There is no such thing as too much site information. Apart from equipment and settings, proper GPR surveying relies on information about the site. Gather everything available. Collect site plans and as-built drawings. Talk to site maintenance staff and those who know local geology. Get any available nearby boring logs and geophysical information. Consult websites that contain databases of water wells that have been catalogued. These resources can assist with the expected location of buried targets and the depth at which the wells hit the water table or rock. This information provides valuable data points to use when setting up the system and conducting a GPR survey.
For geologic and cemetery mapping, consult records in the local library or other online resources. Pulling town records takes time, but it can be well worth it to ensure an accurate survey. Two great resources are the U.S. Department of Agriculture, Natural Resources Conservation Service’s Ground-Penetrating Radar Soil Suitability Maps, which are available for every state, and the Web Soil Survey, which provides online maps and data for more than 95 percent of the nation’s counties.
Tips and tricks to guarantee success
So, after carefully considering your target’s characteristics, designing a study to maximize the likelihood of locating the targets and features you are investigating, selecting the right antenna for the depth you are surveying, and setting the equipment properly, there are a few more tips to keep in mind:
Equipment — Bring the proper equipment to the site, including paint, flags, stakes, and cones. For 3D scanning, make sure you have tape measures to create a grid. Don’t forget to bring a basic tool kit (tape, wrenches, and screwdrivers) to fix equipment onsite.
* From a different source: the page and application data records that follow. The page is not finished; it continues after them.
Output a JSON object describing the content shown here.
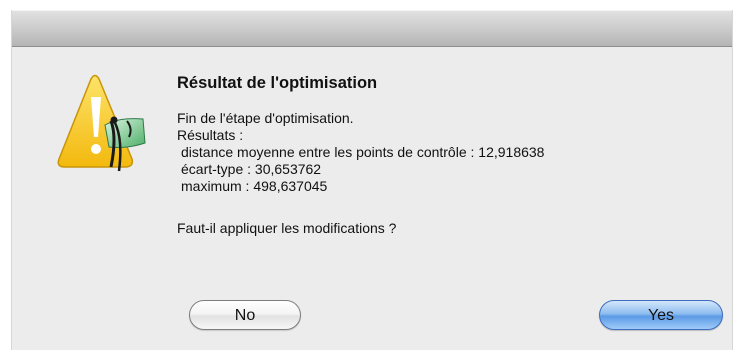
{
  "dialog": {
    "title": "Résultat de l'optimisation",
    "message_lines": [
      "Fin de l'étape d'optimisation.",
      "Résultats :",
      "distance moyenne entre les points de contrôle : 12,918638",
      "écart-type : 30,653762",
      "maximum : 498,637045"
    ],
    "question": "Faut-il appliquer les modifications ?",
    "icon": "warning-triangle-app-icon",
    "buttons": {
      "no_label": "No",
      "yes_label": "Yes"
    }
  },
  "colors": {
    "dialog_background": "#ececec",
    "warning_yellow": "#f5c518",
    "default_button_blue": "#5c9be6"
  }
}
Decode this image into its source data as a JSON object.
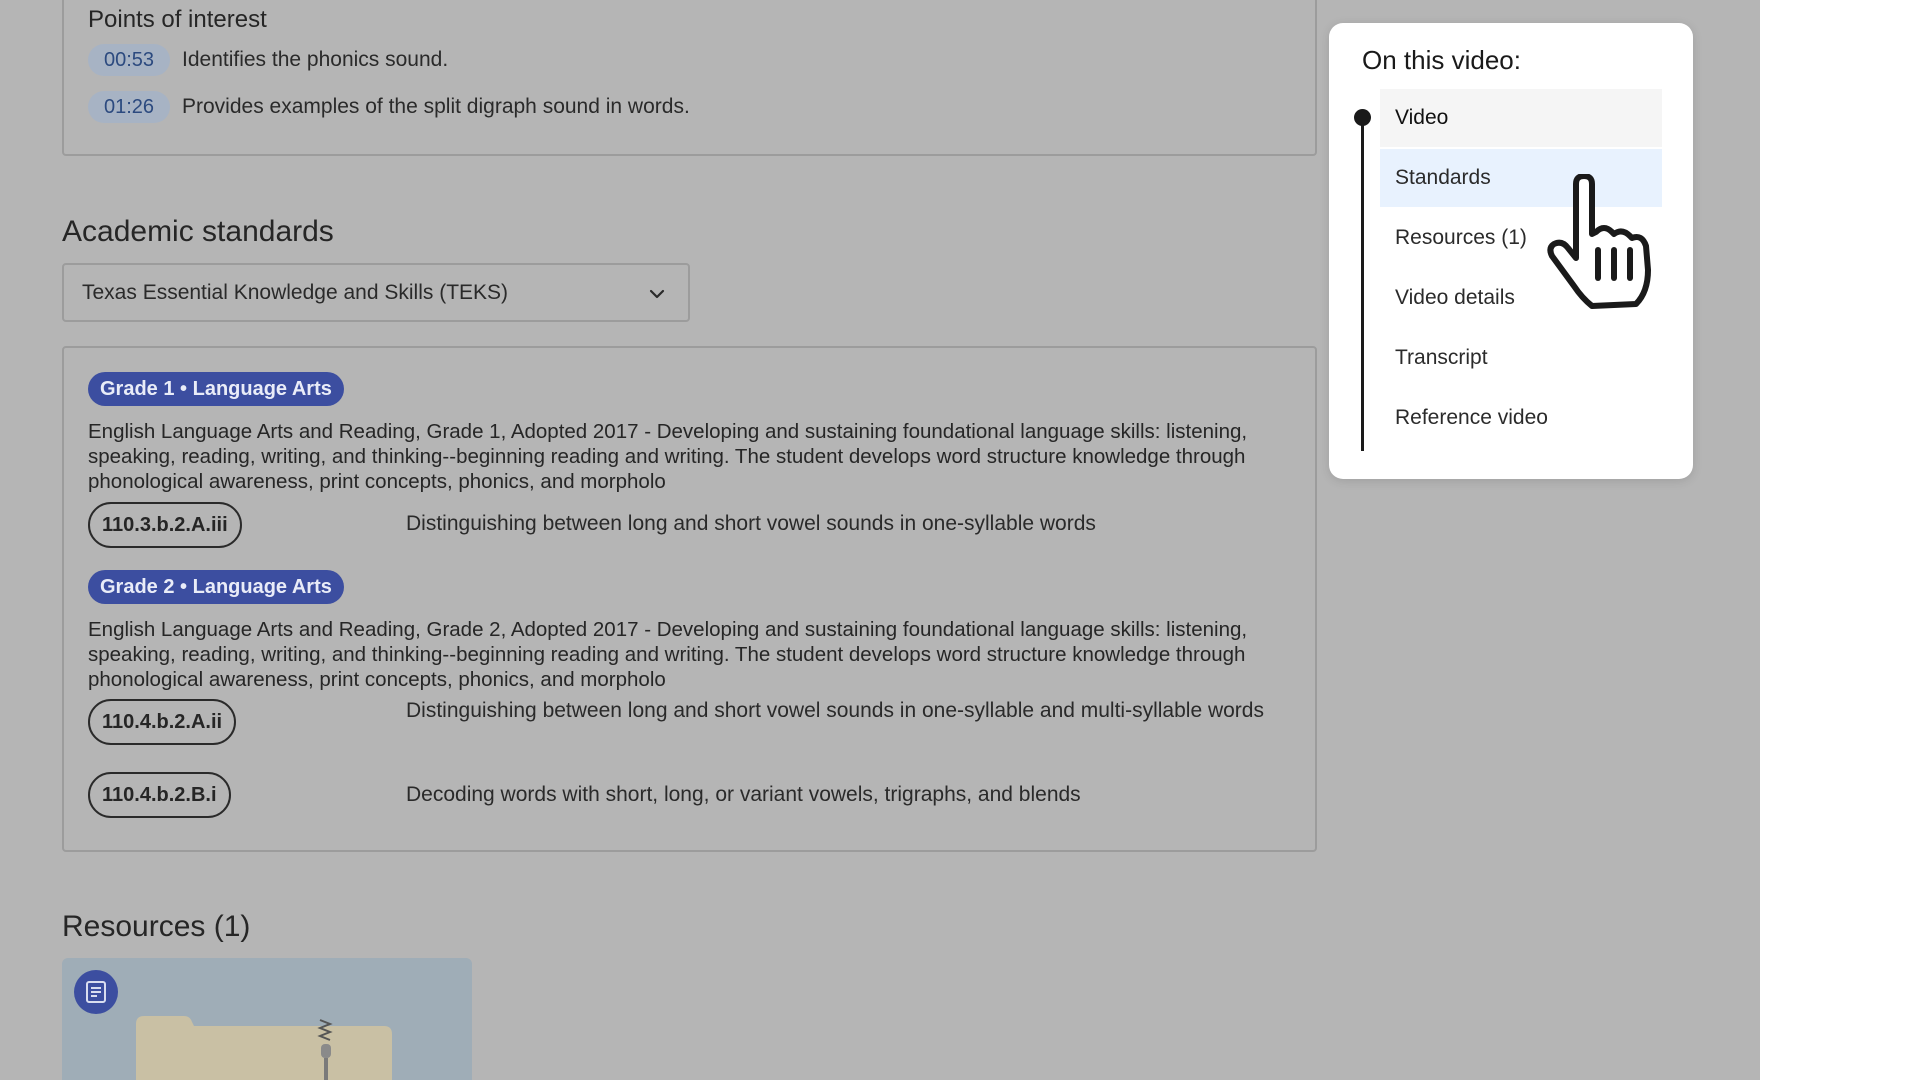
{
  "points_of_interest": {
    "title": "Points of interest",
    "items": [
      {
        "time": "00:53",
        "description": "Identifies the phonics sound."
      },
      {
        "time": "01:26",
        "description": "Provides examples of the split digraph sound in words."
      }
    ]
  },
  "academic_standards": {
    "title": "Academic standards",
    "selected_standard": "Texas Essential Knowledge and Skills (TEKS)",
    "groups": [
      {
        "badge": "Grade 1 • Language Arts",
        "description": "English Language Arts and Reading, Grade 1, Adopted 2017 - Developing and sustaining foundational language skills: listening, speaking, reading, writing, and thinking--beginning reading and writing. The student develops word structure knowledge through phonological awareness, print concepts, phonics, and morpholo",
        "standards": [
          {
            "code": "110.3.b.2.A.iii",
            "description": "Distinguishing between long and short vowel sounds in one-syllable words"
          }
        ]
      },
      {
        "badge": "Grade 2 • Language Arts",
        "description": "English Language Arts and Reading, Grade 2, Adopted 2017 - Developing and sustaining foundational language skills: listening, speaking, reading, writing, and thinking--beginning reading and writing. The student develops word structure knowledge through phonological awareness, print concepts, phonics, and morpholo",
        "standards": [
          {
            "code": "110.4.b.2.A.ii",
            "description": "Distinguishing between long and short vowel sounds in one-syllable and multi-syllable words"
          },
          {
            "code": "110.4.b.2.B.i",
            "description": "Decoding words with short, long, or variant vowels, trigraphs, and blends"
          }
        ]
      }
    ]
  },
  "resources": {
    "title": "Resources (1)",
    "card_icon": "document-icon"
  },
  "toc": {
    "title": "On this video:",
    "items": [
      {
        "label": "Video",
        "state": "current"
      },
      {
        "label": "Standards",
        "state": "hover"
      },
      {
        "label": "Resources (1)",
        "state": ""
      },
      {
        "label": "Video details",
        "state": ""
      },
      {
        "label": "Transcript",
        "state": ""
      },
      {
        "label": "Reference video",
        "state": ""
      }
    ]
  },
  "colors": {
    "overlay": "#b5b5b5",
    "badge": "#3c4ea0",
    "hover": "#e8f2fe"
  }
}
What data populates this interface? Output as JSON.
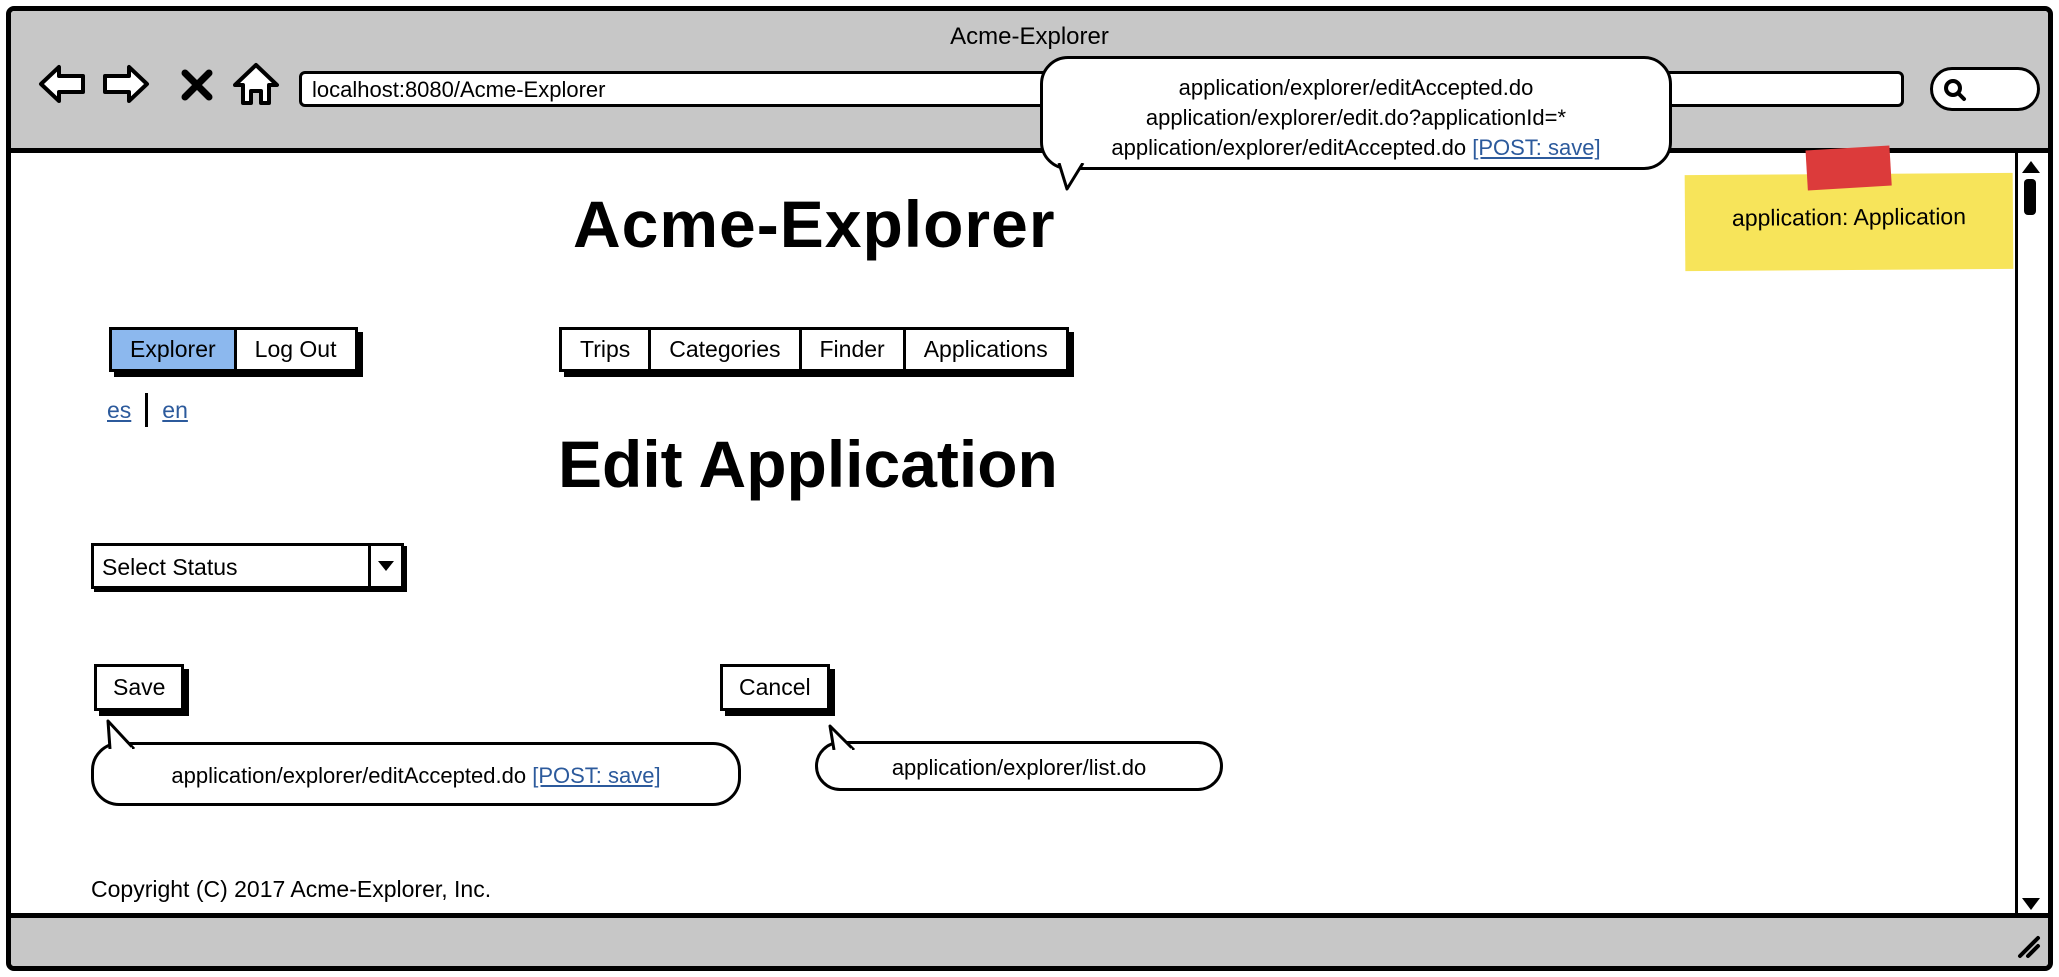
{
  "window": {
    "title": "Acme-Explorer",
    "url": "localhost:8080/Acme-Explorer"
  },
  "header": {
    "title": "Acme-Explorer"
  },
  "account_menu": {
    "items": [
      {
        "label": "Explorer",
        "active": true
      },
      {
        "label": "Log Out",
        "active": false
      }
    ]
  },
  "main_menu": {
    "items": [
      {
        "label": "Trips"
      },
      {
        "label": "Categories"
      },
      {
        "label": "Finder"
      },
      {
        "label": "Applications"
      }
    ]
  },
  "language": {
    "es": "es",
    "en": "en"
  },
  "page": {
    "title": "Edit Application",
    "status_select": {
      "value": "Select Status"
    },
    "save_label": "Save",
    "cancel_label": "Cancel"
  },
  "annotations": {
    "top": {
      "line1": "application/explorer/editAccepted.do",
      "line2": "application/explorer/edit.do?applicationId=*",
      "line3": "application/explorer/editAccepted.do",
      "line3_link": "[POST: save]"
    },
    "save": {
      "text": "application/explorer/editAccepted.do",
      "link": "[POST: save]"
    },
    "cancel": {
      "text": "application/explorer/list.do"
    },
    "sticky_note": "application: Application"
  },
  "footer": {
    "copyright": "Copyright (C) 2017 Acme-Explorer, Inc."
  },
  "colors": {
    "chrome": "#c7c7c7",
    "active_tab": "#8cb8ee",
    "link": "#2c5a9c",
    "sticky": "#f7e45a",
    "tape": "#dc3b3b"
  }
}
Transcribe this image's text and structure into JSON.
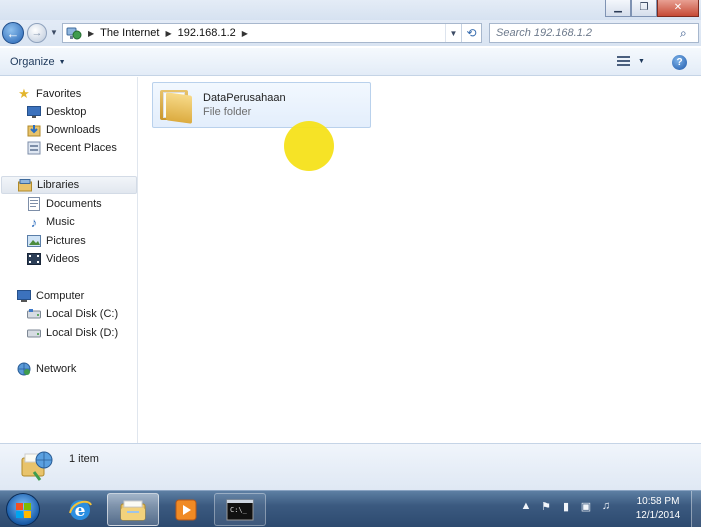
{
  "window": {
    "caption_buttons": {
      "minimize": "minimize-icon",
      "maximize": "maximize-icon",
      "close": "close-icon"
    }
  },
  "address_bar": {
    "breadcrumbs": [
      "The Internet",
      "192.168.1.2"
    ],
    "search_placeholder": "Search 192.168.1.2"
  },
  "toolbar": {
    "organize_label": "Organize",
    "help_glyph": "?"
  },
  "nav_pane": {
    "favorites": {
      "label": "Favorites",
      "items": [
        {
          "label": "Desktop",
          "icon": "desktop-icon"
        },
        {
          "label": "Downloads",
          "icon": "downloads-icon"
        },
        {
          "label": "Recent Places",
          "icon": "recent-places-icon"
        }
      ]
    },
    "libraries": {
      "label": "Libraries",
      "items": [
        {
          "label": "Documents",
          "icon": "documents-icon"
        },
        {
          "label": "Music",
          "icon": "music-icon"
        },
        {
          "label": "Pictures",
          "icon": "pictures-icon"
        },
        {
          "label": "Videos",
          "icon": "videos-icon"
        }
      ]
    },
    "computer": {
      "label": "Computer",
      "items": [
        {
          "label": "Local Disk (C:)",
          "icon": "drive-c-icon"
        },
        {
          "label": "Local Disk (D:)",
          "icon": "drive-d-icon"
        }
      ]
    },
    "network": {
      "label": "Network"
    }
  },
  "content": {
    "items": [
      {
        "name": "DataPerusahaan",
        "type": "File folder"
      }
    ]
  },
  "details": {
    "count": "1 item"
  },
  "taskbar": {
    "pinned": [
      "internet-explorer-icon",
      "windows-explorer-icon",
      "media-player-icon",
      "command-prompt-icon"
    ],
    "clock_time": "10:58 PM",
    "clock_date": "12/1/2014"
  },
  "colors": {
    "highlight_dot": "#f5e21a",
    "taskbar": "#3b5a80",
    "selection_border": "#b9d1ec"
  }
}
Visual site survey — When arriving at a site, begin by doing a general visual site survey. Draw a site sketch and take photographs; look for service features such as manholes and valve covers.
Look for ports — For environmental surveys, look around building perimeters for spill pipes, vent pipes, standpipes, or burial evidence. There is a port out there somewhere. Look for voids or depressions in the ground.
Calibrate to known targets — Do some preliminary depth estimates on known targets. Pop a manhole cover, drain, or catch basin. Drill a test hole down to the top of a piece of rebar in concrete. Then measure down to get a point of reference. Scan right past that measured target and calibrate your equipment so the depth information for targets mapped onsite is more accurate.
Ensure proper power supply — Make sure batteries are charged. If you are going to be out in the field for 12 hours, bring enough batteries. Batteries for most GPR equipment last only three to five hours, so bring extras for all-day scanning. If working indoors, bring an AC adapter to plug into the wall.
Test in several areas — Make sure there is not a lot of change in signal or the soil or concrete does not drastically change across the site.
Document everything! — Good notes are extremely crucial, even for projects that involve only painting or marking. Take notes on system settings and prepare a site sketch. No one will remember exactly what they did in the field without written notes. It is especially crucial to have good notes and site photos if someone is collecting data and handing it off for analysis. These notes and post-survey photos can also prove useful if a project ends up in litigation.
Take good care of your GPR equipment — Treat it like the sophisticated electronics that it is and you should get years of use out of it.
From basic utility locating and marking to concrete scanning for road and bridge repairs to historical and archaeological investigations, GPR has an important role to play. But the usefulness of the data depends on careful consideration of target characteristics, proper survey design and antenna selection, and carefully setting up the system for optimal data retrieval.
Brian Jones is senior account manager at Geocomp Corp. (www.geocomp.com).